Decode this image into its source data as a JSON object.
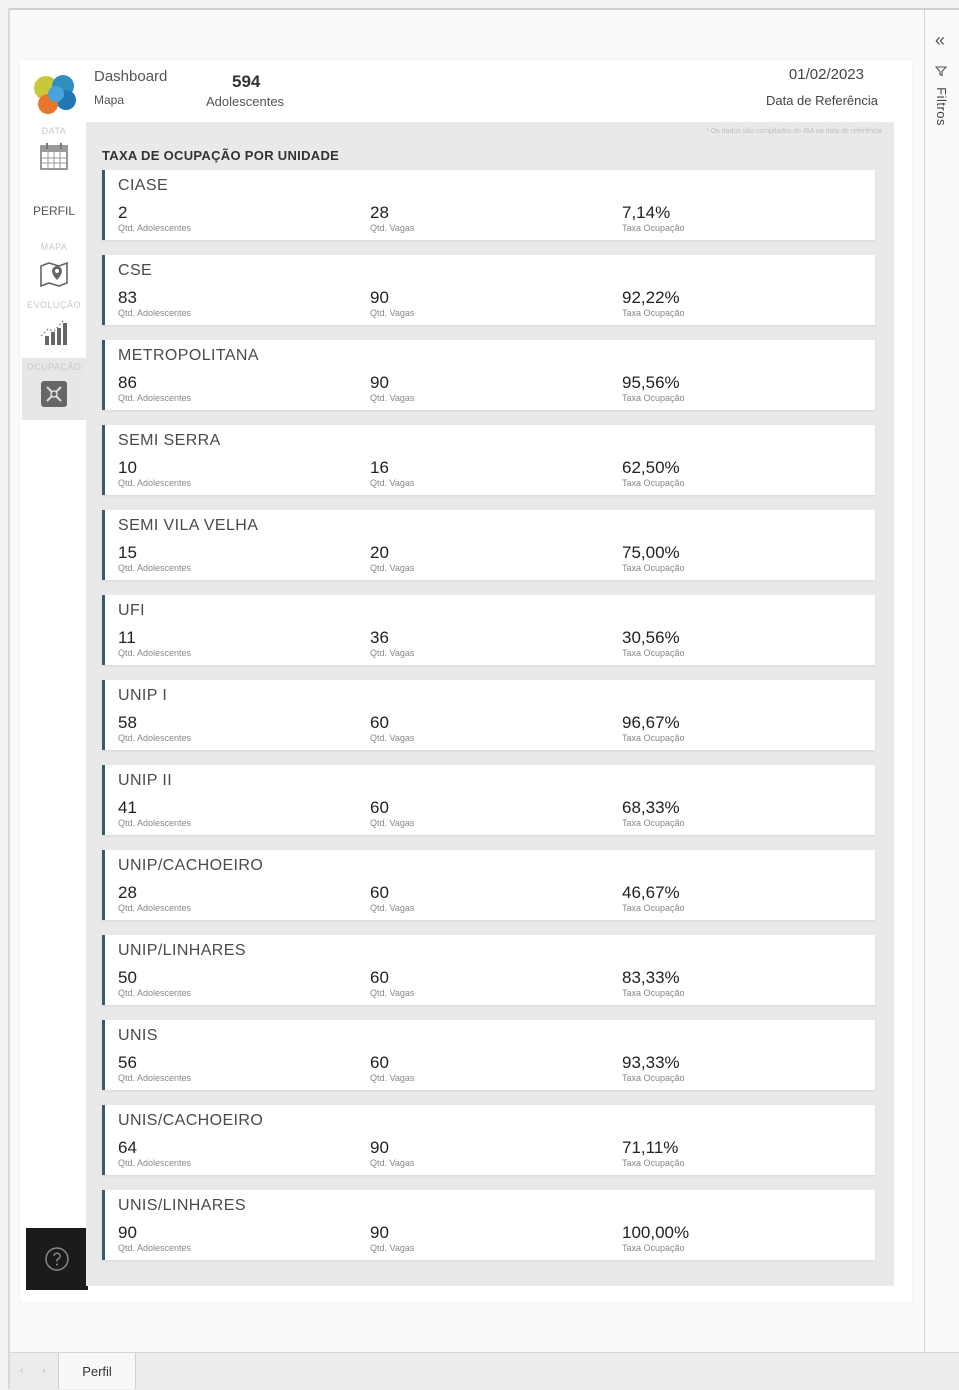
{
  "header": {
    "dashboard_label": "Dashboard",
    "mapa_link": "Mapa",
    "total_count": "594",
    "total_label": "Adolescentes",
    "reference_date": "01/02/2023",
    "reference_date_label": "Data de Referência"
  },
  "nav": {
    "data_label": "DATA",
    "perfil_label": "PERFIL",
    "mapa_label": "MAPA",
    "evolucao_label": "EVOLUÇÃO",
    "ocupacao_label": "OCUPAÇÃO"
  },
  "filters": {
    "label": "Filtros"
  },
  "panel": {
    "title": "TAXA DE OCUPAÇÃO POR UNIDADE",
    "note": "* Os dados são compilados do IBA na data de referência",
    "label_adolescentes": "Qtd. Adolescentes",
    "label_vagas": "Qtd. Vagas",
    "label_taxa": "Taxa Ocupação"
  },
  "units": [
    {
      "name": "CIASE",
      "adolescentes": "2",
      "vagas": "28",
      "taxa": "7,14%"
    },
    {
      "name": "CSE",
      "adolescentes": "83",
      "vagas": "90",
      "taxa": "92,22%"
    },
    {
      "name": "METROPOLITANA",
      "adolescentes": "86",
      "vagas": "90",
      "taxa": "95,56%"
    },
    {
      "name": "SEMI SERRA",
      "adolescentes": "10",
      "vagas": "16",
      "taxa": "62,50%"
    },
    {
      "name": "SEMI VILA VELHA",
      "adolescentes": "15",
      "vagas": "20",
      "taxa": "75,00%"
    },
    {
      "name": "UFI",
      "adolescentes": "11",
      "vagas": "36",
      "taxa": "30,56%"
    },
    {
      "name": "UNIP I",
      "adolescentes": "58",
      "vagas": "60",
      "taxa": "96,67%"
    },
    {
      "name": "UNIP II",
      "adolescentes": "41",
      "vagas": "60",
      "taxa": "68,33%"
    },
    {
      "name": "UNIP/CACHOEIRO",
      "adolescentes": "28",
      "vagas": "60",
      "taxa": "46,67%"
    },
    {
      "name": "UNIP/LINHARES",
      "adolescentes": "50",
      "vagas": "60",
      "taxa": "83,33%"
    },
    {
      "name": "UNIS",
      "adolescentes": "56",
      "vagas": "60",
      "taxa": "93,33%"
    },
    {
      "name": "UNIS/CACHOEIRO",
      "adolescentes": "64",
      "vagas": "90",
      "taxa": "71,11%"
    },
    {
      "name": "UNIS/LINHARES",
      "adolescentes": "90",
      "vagas": "90",
      "taxa": "100,00%"
    }
  ],
  "tabs": {
    "page_tab": "Perfil"
  },
  "colors": {
    "accent": "#3a5b6e",
    "help_bg": "#1b1b1b"
  }
}
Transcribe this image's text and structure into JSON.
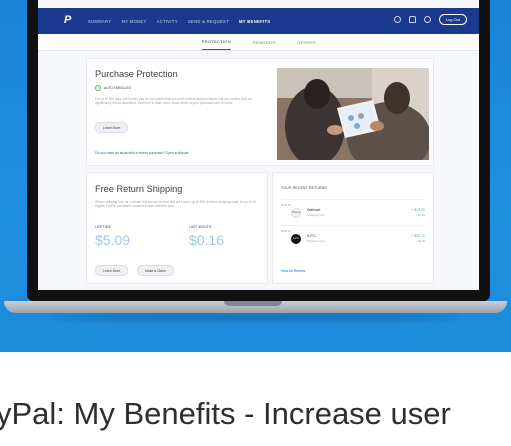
{
  "nav": {
    "logo": "P",
    "items": [
      "Summary",
      "My Money",
      "Activity",
      "Send & Request",
      "My Benefits"
    ],
    "active_index": 4,
    "logout_label": "Log Out"
  },
  "subtabs": {
    "items": [
      "Protection",
      "Rewards",
      "Offers"
    ],
    "active_index": 0
  },
  "purchase_protection": {
    "title": "Purchase Protection",
    "status": "Auto Enrolled",
    "description": "For up to 180 days, we'll cover you for purchases that you don't receive and purchases that you receive that are significantly not as described. Visit here to learn more about which of your purchases are covered.",
    "learn_more_label": "Learn More",
    "issue_link": "Do you have an issue with a recent purchase? Open a dispute."
  },
  "free_return_shipping": {
    "title": "Free Return Shipping",
    "description": "Return shipping's on us. Activate this service for free and we'll cover up to $30 of return shipping costs for up to 12 eligible PayPal purchases combined each calendar year.",
    "lifetime_label": "Lifetime",
    "lifetime_value": "$5.09",
    "last_month_label": "Last Month",
    "last_month_value": "$0.16",
    "learn_more_label": "Learn More",
    "make_claim_label": "Make a Claim"
  },
  "recent_returns": {
    "title": "Your Recent Returns",
    "rows": [
      {
        "date": "MAR 28",
        "avatar": "Walmart",
        "name": "Walmart",
        "sub": "Shipping Cost",
        "amount": "+ $15.20",
        "amount_sub": "+ $0.00"
      },
      {
        "date": "MAR 19",
        "avatar": "A.P.C.",
        "name": "A.P.C.",
        "sub": "Shipping Cost",
        "amount": "+ $30.70",
        "amount_sub": "+ $0.00"
      }
    ],
    "view_all_label": "View All Returns"
  },
  "caption": "yPal: My Benefits - Increase user"
}
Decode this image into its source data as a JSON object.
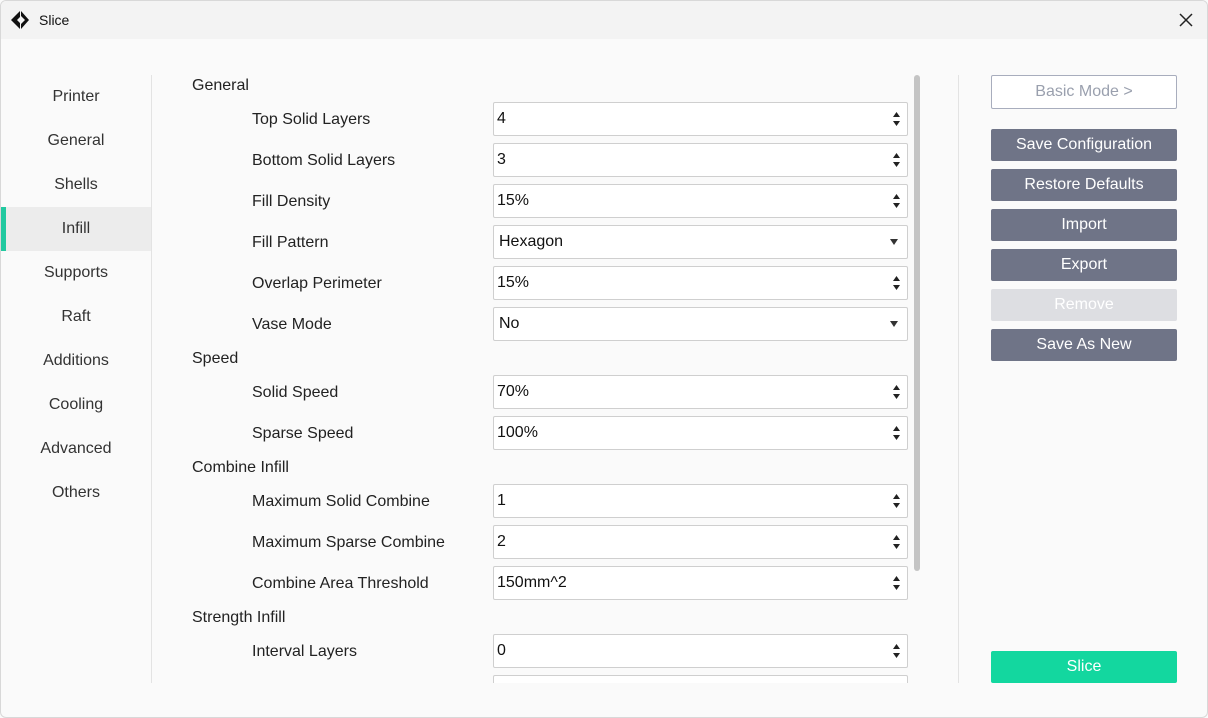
{
  "window": {
    "title": "Slice"
  },
  "sidebar": {
    "items": [
      {
        "label": "Printer",
        "active": false
      },
      {
        "label": "General",
        "active": false
      },
      {
        "label": "Shells",
        "active": false
      },
      {
        "label": "Infill",
        "active": true
      },
      {
        "label": "Supports",
        "active": false
      },
      {
        "label": "Raft",
        "active": false
      },
      {
        "label": "Additions",
        "active": false
      },
      {
        "label": "Cooling",
        "active": false
      },
      {
        "label": "Advanced",
        "active": false
      },
      {
        "label": "Others",
        "active": false
      }
    ]
  },
  "sections": {
    "general": {
      "title": "General",
      "top_solid_layers": {
        "label": "Top Solid Layers",
        "value": "4"
      },
      "bottom_solid_layers": {
        "label": "Bottom Solid Layers",
        "value": "3"
      },
      "fill_density": {
        "label": "Fill Density",
        "value": "15%"
      },
      "fill_pattern": {
        "label": "Fill Pattern",
        "value": "Hexagon"
      },
      "overlap_perimeter": {
        "label": "Overlap Perimeter",
        "value": "15%"
      },
      "vase_mode": {
        "label": "Vase Mode",
        "value": "No"
      }
    },
    "speed": {
      "title": "Speed",
      "solid_speed": {
        "label": "Solid Speed",
        "value": "70%"
      },
      "sparse_speed": {
        "label": "Sparse Speed",
        "value": "100%"
      }
    },
    "combine_infill": {
      "title": "Combine Infill",
      "max_solid_combine": {
        "label": "Maximum Solid Combine",
        "value": "1"
      },
      "max_sparse_combine": {
        "label": "Maximum Sparse Combine",
        "value": "2"
      },
      "combine_area_threshold": {
        "label": "Combine Area Threshold",
        "value": "150mm^2"
      }
    },
    "strength_infill": {
      "title": "Strength Infill",
      "interval_layers": {
        "label": "Interval Layers",
        "value": "0"
      }
    }
  },
  "actions": {
    "basic_mode": "Basic Mode >",
    "save_configuration": "Save Configuration",
    "restore_defaults": "Restore Defaults",
    "import": "Import",
    "export": "Export",
    "remove": "Remove",
    "save_as_new": "Save As New",
    "slice": "Slice"
  },
  "colors": {
    "accent": "#13d79f",
    "active_indicator": "#22c9a0",
    "button_dark": "#6f7487"
  }
}
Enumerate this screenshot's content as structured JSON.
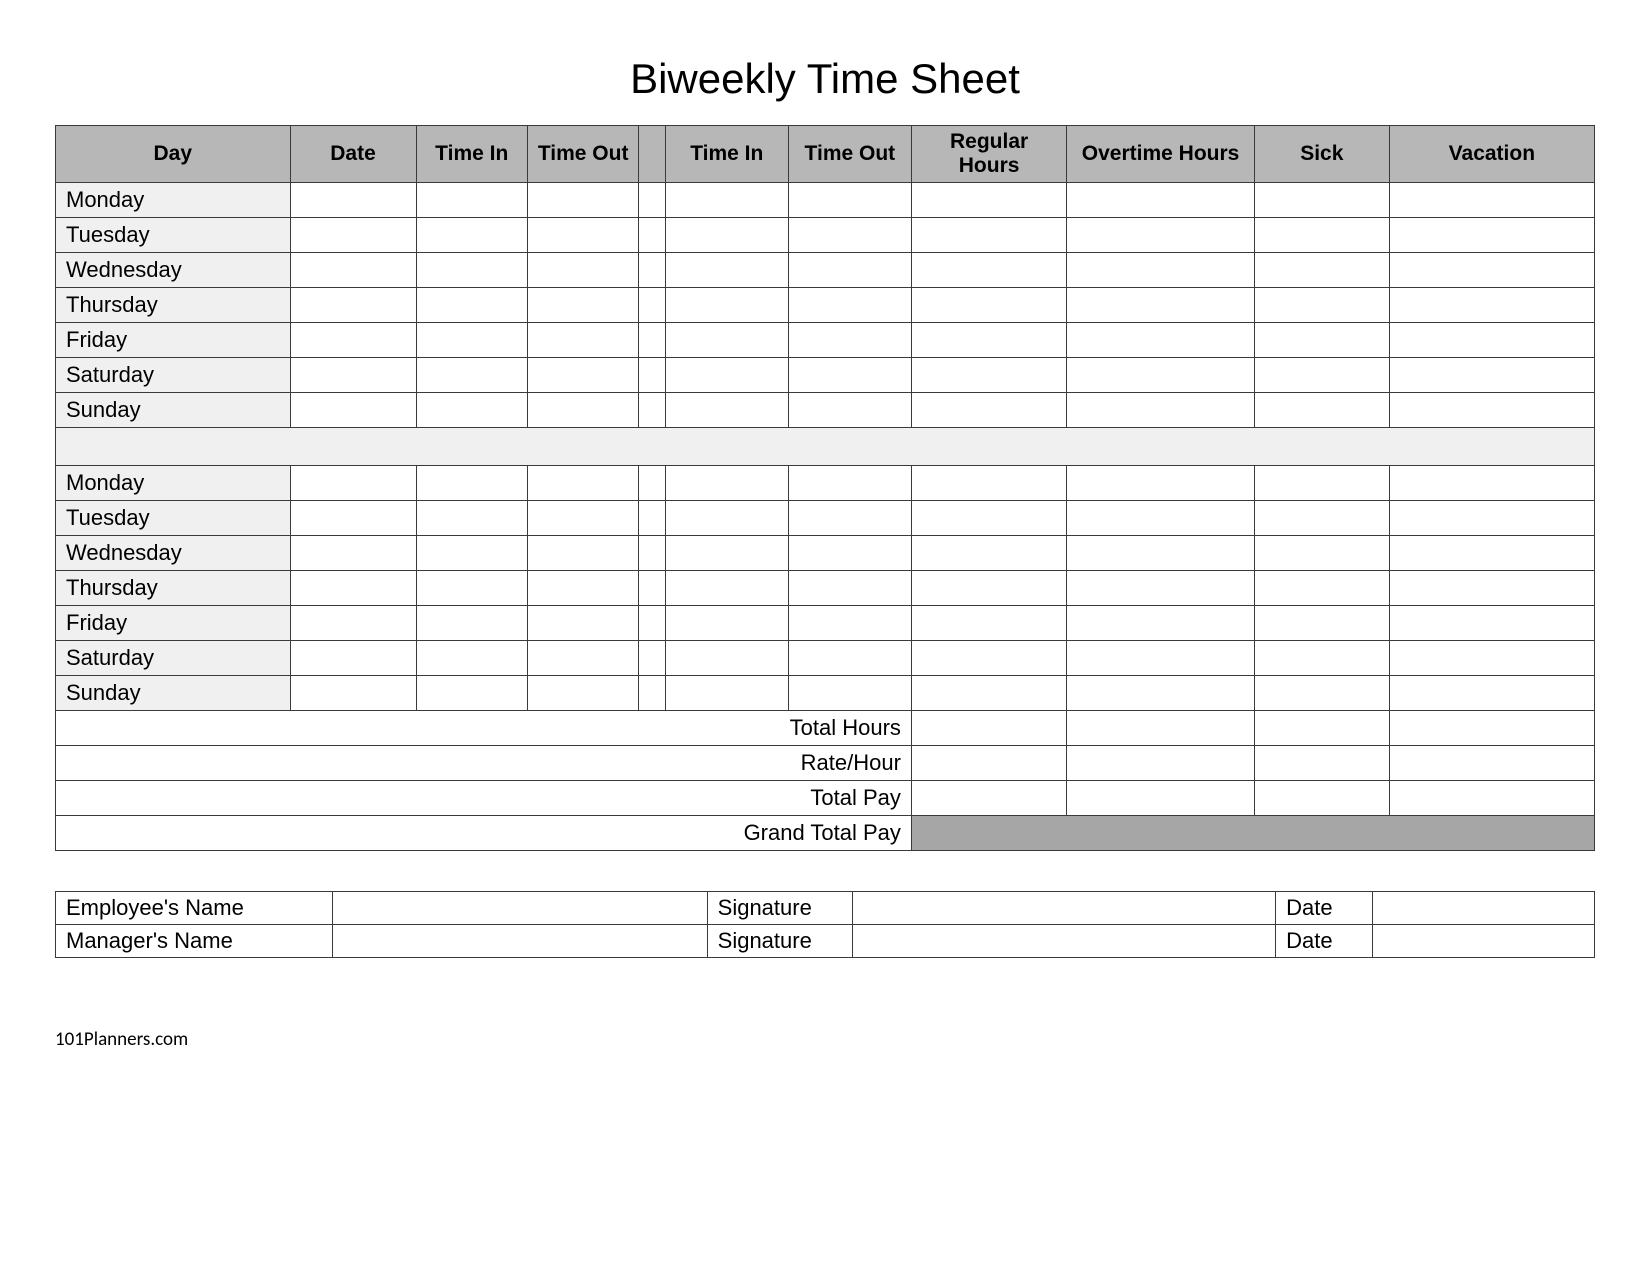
{
  "title": "Biweekly Time Sheet",
  "columns": [
    "Day",
    "Date",
    "Time In",
    "Time Out",
    "",
    "Time In",
    "Time Out",
    "Regular Hours",
    "Overtime Hours",
    "Sick",
    "Vacation"
  ],
  "week1": [
    {
      "day": "Monday",
      "date": "",
      "tin1": "",
      "tout1": "",
      "tin2": "",
      "tout2": "",
      "reg": "",
      "ot": "",
      "sick": "",
      "vac": ""
    },
    {
      "day": "Tuesday",
      "date": "",
      "tin1": "",
      "tout1": "",
      "tin2": "",
      "tout2": "",
      "reg": "",
      "ot": "",
      "sick": "",
      "vac": ""
    },
    {
      "day": "Wednesday",
      "date": "",
      "tin1": "",
      "tout1": "",
      "tin2": "",
      "tout2": "",
      "reg": "",
      "ot": "",
      "sick": "",
      "vac": ""
    },
    {
      "day": "Thursday",
      "date": "",
      "tin1": "",
      "tout1": "",
      "tin2": "",
      "tout2": "",
      "reg": "",
      "ot": "",
      "sick": "",
      "vac": ""
    },
    {
      "day": "Friday",
      "date": "",
      "tin1": "",
      "tout1": "",
      "tin2": "",
      "tout2": "",
      "reg": "",
      "ot": "",
      "sick": "",
      "vac": ""
    },
    {
      "day": "Saturday",
      "date": "",
      "tin1": "",
      "tout1": "",
      "tin2": "",
      "tout2": "",
      "reg": "",
      "ot": "",
      "sick": "",
      "vac": ""
    },
    {
      "day": "Sunday",
      "date": "",
      "tin1": "",
      "tout1": "",
      "tin2": "",
      "tout2": "",
      "reg": "",
      "ot": "",
      "sick": "",
      "vac": ""
    }
  ],
  "week2": [
    {
      "day": "Monday",
      "date": "",
      "tin1": "",
      "tout1": "",
      "tin2": "",
      "tout2": "",
      "reg": "",
      "ot": "",
      "sick": "",
      "vac": ""
    },
    {
      "day": "Tuesday",
      "date": "",
      "tin1": "",
      "tout1": "",
      "tin2": "",
      "tout2": "",
      "reg": "",
      "ot": "",
      "sick": "",
      "vac": ""
    },
    {
      "day": "Wednesday",
      "date": "",
      "tin1": "",
      "tout1": "",
      "tin2": "",
      "tout2": "",
      "reg": "",
      "ot": "",
      "sick": "",
      "vac": ""
    },
    {
      "day": "Thursday",
      "date": "",
      "tin1": "",
      "tout1": "",
      "tin2": "",
      "tout2": "",
      "reg": "",
      "ot": "",
      "sick": "",
      "vac": ""
    },
    {
      "day": "Friday",
      "date": "",
      "tin1": "",
      "tout1": "",
      "tin2": "",
      "tout2": "",
      "reg": "",
      "ot": "",
      "sick": "",
      "vac": ""
    },
    {
      "day": "Saturday",
      "date": "",
      "tin1": "",
      "tout1": "",
      "tin2": "",
      "tout2": "",
      "reg": "",
      "ot": "",
      "sick": "",
      "vac": ""
    },
    {
      "day": "Sunday",
      "date": "",
      "tin1": "",
      "tout1": "",
      "tin2": "",
      "tout2": "",
      "reg": "",
      "ot": "",
      "sick": "",
      "vac": ""
    }
  ],
  "summary_rows": [
    {
      "label": "Total Hours",
      "reg": "",
      "ot": "",
      "sick": "",
      "vac": ""
    },
    {
      "label": "Rate/Hour",
      "reg": "",
      "ot": "",
      "sick": "",
      "vac": ""
    },
    {
      "label": "Total Pay",
      "reg": "",
      "ot": "",
      "sick": "",
      "vac": ""
    }
  ],
  "grand_total": {
    "label": "Grand Total Pay",
    "value": ""
  },
  "sig": {
    "employee_name_label": "Employee's Name",
    "employee_name": "",
    "employee_sig_label": "Signature",
    "employee_sig": "",
    "employee_date_label": "Date",
    "employee_date": "",
    "manager_name_label": "Manager's Name",
    "manager_name": "",
    "manager_sig_label": "Signature",
    "manager_sig": "",
    "manager_date_label": "Date",
    "manager_date": ""
  },
  "footer": "101Planners.com"
}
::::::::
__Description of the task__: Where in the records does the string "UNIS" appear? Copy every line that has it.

__Written answer__:
      "name": "UNIS",
      "name": "UNIS/CACHOEIRO",
      "name": "UNIS/LINHARES",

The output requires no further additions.